EXERCISE INSTRUCTIONS: Copy every line of the data exactly, leaving nothing out.
-- -- --
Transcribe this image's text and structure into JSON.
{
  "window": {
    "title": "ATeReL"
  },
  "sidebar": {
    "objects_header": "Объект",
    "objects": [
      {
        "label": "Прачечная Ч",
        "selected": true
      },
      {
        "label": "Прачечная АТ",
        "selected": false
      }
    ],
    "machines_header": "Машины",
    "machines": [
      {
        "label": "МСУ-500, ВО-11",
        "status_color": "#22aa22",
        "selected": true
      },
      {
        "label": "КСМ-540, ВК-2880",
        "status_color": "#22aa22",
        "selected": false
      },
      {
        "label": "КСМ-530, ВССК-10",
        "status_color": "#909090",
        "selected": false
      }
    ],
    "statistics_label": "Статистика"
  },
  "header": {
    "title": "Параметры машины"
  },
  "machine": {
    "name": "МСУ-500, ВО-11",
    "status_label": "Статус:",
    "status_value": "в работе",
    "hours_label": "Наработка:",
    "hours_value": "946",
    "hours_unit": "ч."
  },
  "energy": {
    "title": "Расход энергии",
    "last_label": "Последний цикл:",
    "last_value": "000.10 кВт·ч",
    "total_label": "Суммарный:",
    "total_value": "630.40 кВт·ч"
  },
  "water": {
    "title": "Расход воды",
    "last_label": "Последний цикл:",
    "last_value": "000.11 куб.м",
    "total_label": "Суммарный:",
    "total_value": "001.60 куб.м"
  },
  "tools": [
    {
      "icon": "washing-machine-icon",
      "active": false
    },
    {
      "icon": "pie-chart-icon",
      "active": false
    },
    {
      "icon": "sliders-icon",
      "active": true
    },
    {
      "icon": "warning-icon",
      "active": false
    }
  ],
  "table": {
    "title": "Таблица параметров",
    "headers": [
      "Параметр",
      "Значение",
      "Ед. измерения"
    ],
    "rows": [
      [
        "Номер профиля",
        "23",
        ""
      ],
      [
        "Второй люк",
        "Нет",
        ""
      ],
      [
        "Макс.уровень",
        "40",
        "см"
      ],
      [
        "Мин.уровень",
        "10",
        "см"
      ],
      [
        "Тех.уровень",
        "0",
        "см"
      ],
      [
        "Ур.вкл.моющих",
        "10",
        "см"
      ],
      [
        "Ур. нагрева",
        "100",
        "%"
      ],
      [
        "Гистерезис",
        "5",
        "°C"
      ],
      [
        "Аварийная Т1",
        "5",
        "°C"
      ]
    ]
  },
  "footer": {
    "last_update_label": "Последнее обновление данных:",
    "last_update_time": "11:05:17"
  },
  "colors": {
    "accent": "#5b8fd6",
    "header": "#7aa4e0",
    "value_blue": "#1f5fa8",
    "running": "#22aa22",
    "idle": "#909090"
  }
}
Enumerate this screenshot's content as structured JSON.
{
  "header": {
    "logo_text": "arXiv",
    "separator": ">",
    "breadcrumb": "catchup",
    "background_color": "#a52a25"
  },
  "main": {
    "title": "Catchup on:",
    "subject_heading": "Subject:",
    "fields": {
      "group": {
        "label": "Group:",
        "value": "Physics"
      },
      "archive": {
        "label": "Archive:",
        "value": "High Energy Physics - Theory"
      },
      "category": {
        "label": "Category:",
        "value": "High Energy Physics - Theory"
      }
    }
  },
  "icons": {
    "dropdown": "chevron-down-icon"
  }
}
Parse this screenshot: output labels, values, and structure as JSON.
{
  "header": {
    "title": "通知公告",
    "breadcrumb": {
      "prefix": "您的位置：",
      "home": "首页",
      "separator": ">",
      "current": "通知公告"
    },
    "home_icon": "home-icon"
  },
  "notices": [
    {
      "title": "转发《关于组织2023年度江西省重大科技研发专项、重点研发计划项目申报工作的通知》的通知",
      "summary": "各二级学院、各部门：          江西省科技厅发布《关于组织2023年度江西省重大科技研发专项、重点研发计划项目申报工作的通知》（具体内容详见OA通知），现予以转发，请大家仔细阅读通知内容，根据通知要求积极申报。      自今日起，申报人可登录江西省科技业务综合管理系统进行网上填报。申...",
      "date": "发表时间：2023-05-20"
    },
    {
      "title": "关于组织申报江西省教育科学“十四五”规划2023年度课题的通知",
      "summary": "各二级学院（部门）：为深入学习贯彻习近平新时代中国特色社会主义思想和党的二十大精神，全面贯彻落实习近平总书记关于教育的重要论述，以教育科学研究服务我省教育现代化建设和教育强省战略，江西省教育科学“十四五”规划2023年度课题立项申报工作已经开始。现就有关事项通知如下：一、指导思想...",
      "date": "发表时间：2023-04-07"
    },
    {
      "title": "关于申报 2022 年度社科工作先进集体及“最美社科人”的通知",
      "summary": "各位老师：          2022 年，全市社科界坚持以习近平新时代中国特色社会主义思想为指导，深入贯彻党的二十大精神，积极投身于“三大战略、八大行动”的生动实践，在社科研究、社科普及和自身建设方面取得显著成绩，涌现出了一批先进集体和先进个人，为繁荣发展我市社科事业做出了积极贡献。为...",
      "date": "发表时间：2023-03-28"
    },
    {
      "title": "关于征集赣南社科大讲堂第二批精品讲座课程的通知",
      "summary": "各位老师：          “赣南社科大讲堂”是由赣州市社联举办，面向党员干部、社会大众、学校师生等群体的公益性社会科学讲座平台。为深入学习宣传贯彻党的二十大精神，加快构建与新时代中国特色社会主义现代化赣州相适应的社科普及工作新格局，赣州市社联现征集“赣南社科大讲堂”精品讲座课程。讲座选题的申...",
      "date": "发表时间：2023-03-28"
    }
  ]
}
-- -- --
SOLUTION:
Transcribe this image's text and structure into JSON.
{
  "window": {
    "title": "ATeReL"
  },
  "sidebar": {
    "objects_header": "Объект",
    "objects": [
      {
        "label": "Прачечная Ч",
        "selected": true
      },
      {
        "label": "Прачечная АТ",
        "selected": false
      }
    ],
    "machines_header": "Машины",
    "machines": [
      {
        "label": "МСУ-500, ВО-11",
        "status_color": "#22aa22",
        "selected": true
      },
      {
        "label": "КСМ-540, ВК-2880",
        "status_color": "#22aa22",
        "selected": false
      },
      {
        "label": "КСМ-530, ВССК-10",
        "status_color": "#909090",
        "selected": false
      }
    ],
    "statistics_label": "Статистика"
  },
  "header": {
    "title": "Параметры машины"
  },
  "machine": {
    "name": "МСУ-500, ВО-11",
    "status_label": "Статус:",
    "status_value": "в работе",
    "hours_label": "Наработка:",
    "hours_value": "946",
    "hours_unit": "ч."
  },
  "energy": {
    "title": "Расход энергии",
    "last_label": "Последний цикл:",
    "last_value": "000.10 кВт·ч",
    "total_label": "Суммарный:",
    "total_value": "630.40 кВт·ч"
  },
  "water": {
    "title": "Расход воды",
    "last_label": "Последний цикл:",
    "last_value": "000.11 куб.м",
    "total_label": "Суммарный:",
    "total_value": "001.60 куб.м"
  },
  "tools": [
    {
      "icon": "washing-machine-icon",
      "active": false
    },
    {
      "icon": "pie-chart-icon",
      "active": false
    },
    {
      "icon": "sliders-icon",
      "active": true
    },
    {
      "icon": "warning-icon",
      "active": false
    }
  ],
  "table": {
    "title": "Таблица параметров",
    "headers": [
      "Параметр",
      "Значение",
      "Ед. измерения"
    ],
    "rows": [
      [
        "Номер профиля",
        "23",
        ""
      ],
      [
        "Второй люк",
        "Нет",
        ""
      ],
      [
        "Макс.уровень",
        "40",
        "см"
      ],
      [
        "Мин.уровень",
        "10",
        "см"
      ],
      [
        "Тех.уровень",
        "0",
        "см"
      ],
      [
        "Ур.вкл.моющих",
        "10",
        "см"
      ],
      [
        "Ур. нагрева",
        "100",
        "%"
      ],
      [
        "Гистерезис",
        "5",
        "°C"
      ],
      [
        "Аварийная Т1",
        "5",
        "°C"
      ]
    ]
  },
  "footer": {
    "last_update_label": "Последнее обновление данных:",
    "last_update_time": "11:05:17"
  },
  "colors": {
    "accent": "#5b8fd6",
    "header": "#7aa4e0",
    "value_blue": "#1f5fa8",
    "running": "#22aa22",
    "idle": "#909090"
  }
}
Enumerate this screenshot's content as structured JSON.
{
  "header": {
    "logo_text": "arXiv",
    "separator": ">",
    "breadcrumb": "catchup",
    "background_color": "#a52a25"
  },
  "main": {
    "title": "Catchup on:",
    "subject_heading": "Subject:",
    "fields": {
      "group": {
        "label": "Group:",
        "value": "Physics"
      },
      "archive": {
        "label": "Archive:",
        "value": "High Energy Physics - Theory"
      },
      "category": {
        "label": "Category:",
        "value": "High Energy Physics - Theory"
      }
    }
  },
  "icons": {
    "dropdown": "chevron-down-icon"
  }
}
Parse this screenshot: output labels, values, and structure as JSON.
{
  "header": {
    "title": "通知公告",
    "breadcrumb": {
      "prefix": "您的位置：",
      "home": "首页",
      "separator": ">",
      "current": "通知公告"
    },
    "home_icon": "home-icon"
  },
  "notices": [
    {
      "title": "转发《关于组织2023年度江西省重大科技研发专项、重点研发计划项目申报工作的通知》的通知",
      "summary": "各二级学院、各部门：          江西省科技厅发布《关于组织2023年度江西省重大科技研发专项、重点研发计划项目申报工作的通知》（具体内容详见OA通知），现予以转发，请大家仔细阅读通知内容，根据通知要求积极申报。      自今日起，申报人可登录江西省科技业务综合管理系统进行网上填报。申...",
      "date": "发表时间：2023-05-20"
    },
    {
      "title": "关于组织申报江西省教育科学“十四五”规划2023年度课题的通知",
      "summary": "各二级学院（部门）：为深入学习贯彻习近平新时代中国特色社会主义思想和党的二十大精神，全面贯彻落实习近平总书记关于教育的重要论述，以教育科学研究服务我省教育现代化建设和教育强省战略，江西省教育科学“十四五”规划2023年度课题立项申报工作已经开始。现就有关事项通知如下：一、指导思想...",
      "date": "发表时间：2023-04-07"
    },
    {
      "title": "关于申报 2022 年度社科工作先进集体及“最美社科人”的通知",
      "summary": "各位老师：          2022 年，全市社科界坚持以习近平新时代中国特色社会主义思想为指导，深入贯彻党的二十大精神，积极投身于“三大战略、八大行动”的生动实践，在社科研究、社科普及和自身建设方面取得显著成绩，涌现出了一批先进集体和先进个人，为繁荣发展我市社科事业做出了积极贡献。为...",
      "date": "发表时间：2023-03-28"
    },
    {
      "title": "关于征集赣南社科大讲堂第二批精品讲座课程的通知",
      "summary": "各位老师：          “赣南社科大讲堂”是由赣州市社联举办，面向党员干部、社会大众、学校师生等群体的公益性社会科学讲座平台。为深入学习宣传贯彻党的二十大精神，加快构建与新时代中国特色社会主义现代化赣州相适应的社科普及工作新格局，赣州市社联现征集“赣南社科大讲堂”精品讲座课程。讲座选题的申...",
      "date": "发表时间：2023-03-28"
    }
  ]
}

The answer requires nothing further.